Return all the records, each one exactly as given.

MATERIAL FOR THIS TASK:
---*---

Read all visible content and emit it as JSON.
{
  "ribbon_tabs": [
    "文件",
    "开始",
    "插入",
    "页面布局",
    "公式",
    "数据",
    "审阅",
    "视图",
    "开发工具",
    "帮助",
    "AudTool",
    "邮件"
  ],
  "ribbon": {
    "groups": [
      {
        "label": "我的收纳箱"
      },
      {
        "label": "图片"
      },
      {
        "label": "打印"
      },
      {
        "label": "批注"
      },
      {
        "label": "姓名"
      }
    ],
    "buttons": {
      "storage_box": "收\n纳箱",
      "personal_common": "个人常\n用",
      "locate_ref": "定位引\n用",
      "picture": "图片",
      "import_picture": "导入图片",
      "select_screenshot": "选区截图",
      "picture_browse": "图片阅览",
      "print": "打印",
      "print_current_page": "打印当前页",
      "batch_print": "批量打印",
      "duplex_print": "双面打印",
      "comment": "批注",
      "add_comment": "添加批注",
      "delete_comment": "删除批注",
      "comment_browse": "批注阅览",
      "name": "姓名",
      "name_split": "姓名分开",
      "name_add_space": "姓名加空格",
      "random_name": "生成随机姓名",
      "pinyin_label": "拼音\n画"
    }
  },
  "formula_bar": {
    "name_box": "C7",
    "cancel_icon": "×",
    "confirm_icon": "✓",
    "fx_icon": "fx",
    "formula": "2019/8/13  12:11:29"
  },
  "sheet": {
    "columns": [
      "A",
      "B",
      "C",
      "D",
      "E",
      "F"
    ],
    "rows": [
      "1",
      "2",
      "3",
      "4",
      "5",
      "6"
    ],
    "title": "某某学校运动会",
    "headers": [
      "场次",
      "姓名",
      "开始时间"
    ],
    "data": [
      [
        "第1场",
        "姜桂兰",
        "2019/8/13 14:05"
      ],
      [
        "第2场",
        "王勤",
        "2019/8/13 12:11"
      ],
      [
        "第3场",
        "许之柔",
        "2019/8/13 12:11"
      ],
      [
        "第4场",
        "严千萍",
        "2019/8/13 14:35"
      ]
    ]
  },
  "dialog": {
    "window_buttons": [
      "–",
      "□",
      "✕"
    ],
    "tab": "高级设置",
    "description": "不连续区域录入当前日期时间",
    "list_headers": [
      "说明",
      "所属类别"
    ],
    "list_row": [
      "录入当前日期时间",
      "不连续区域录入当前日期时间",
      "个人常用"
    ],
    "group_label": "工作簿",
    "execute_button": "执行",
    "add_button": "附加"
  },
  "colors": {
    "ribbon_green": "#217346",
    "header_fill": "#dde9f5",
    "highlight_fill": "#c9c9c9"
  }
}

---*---

TASK SOLUTION:
Read all visible content and emit it as JSON.
{
  "ribbon_tabs": [
    "文件",
    "开始",
    "插入",
    "页面布局",
    "公式",
    "数据",
    "审阅",
    "视图",
    "开发工具",
    "帮助",
    "AudTool",
    "邮件"
  ],
  "ribbon": {
    "groups": [
      {
        "label": "我的收纳箱"
      },
      {
        "label": "图片"
      },
      {
        "label": "打印"
      },
      {
        "label": "批注"
      },
      {
        "label": "姓名"
      }
    ],
    "buttons": {
      "storage_box": "收\n纳箱",
      "personal_common": "个人常\n用",
      "locate_ref": "定位引\n用",
      "picture": "图片",
      "import_picture": "导入图片",
      "select_screenshot": "选区截图",
      "picture_browse": "图片阅览",
      "print": "打印",
      "print_current_page": "打印当前页",
      "batch_print": "批量打印",
      "duplex_print": "双面打印",
      "comment": "批注",
      "add_comment": "添加批注",
      "delete_comment": "删除批注",
      "comment_browse": "批注阅览",
      "name": "姓名",
      "name_split": "姓名分开",
      "name_add_space": "姓名加空格",
      "random_name": "生成随机姓名",
      "pinyin_label": "拼音\n画"
    }
  },
  "formula_bar": {
    "name_box": "C7",
    "cancel_icon": "×",
    "confirm_icon": "✓",
    "fx_icon": "fx",
    "formula": "2019/8/13  12:11:29"
  },
  "sheet": {
    "columns": [
      "A",
      "B",
      "C",
      "D",
      "E",
      "F"
    ],
    "rows": [
      "1",
      "2",
      "3",
      "4",
      "5",
      "6"
    ],
    "title": "某某学校运动会",
    "headers": [
      "场次",
      "姓名",
      "开始时间"
    ],
    "data": [
      [
        "第1场",
        "姜桂兰",
        "2019/8/13 14:05"
      ],
      [
        "第2场",
        "王勤",
        "2019/8/13 12:11"
      ],
      [
        "第3场",
        "许之柔",
        "2019/8/13 12:11"
      ],
      [
        "第4场",
        "严千萍",
        "2019/8/13 14:35"
      ]
    ]
  },
  "dialog": {
    "window_buttons": [
      "–",
      "□",
      "✕"
    ],
    "tab": "高级设置",
    "description": "不连续区域录入当前日期时间",
    "list_headers": [
      "说明",
      "所属类别"
    ],
    "list_row": [
      "录入当前日期时间",
      "不连续区域录入当前日期时间",
      "个人常用"
    ],
    "group_label": "工作簿",
    "execute_button": "执行",
    "add_button": "附加"
  },
  "colors": {
    "ribbon_green": "#217346",
    "header_fill": "#dde9f5",
    "highlight_fill": "#c9c9c9"
  }
}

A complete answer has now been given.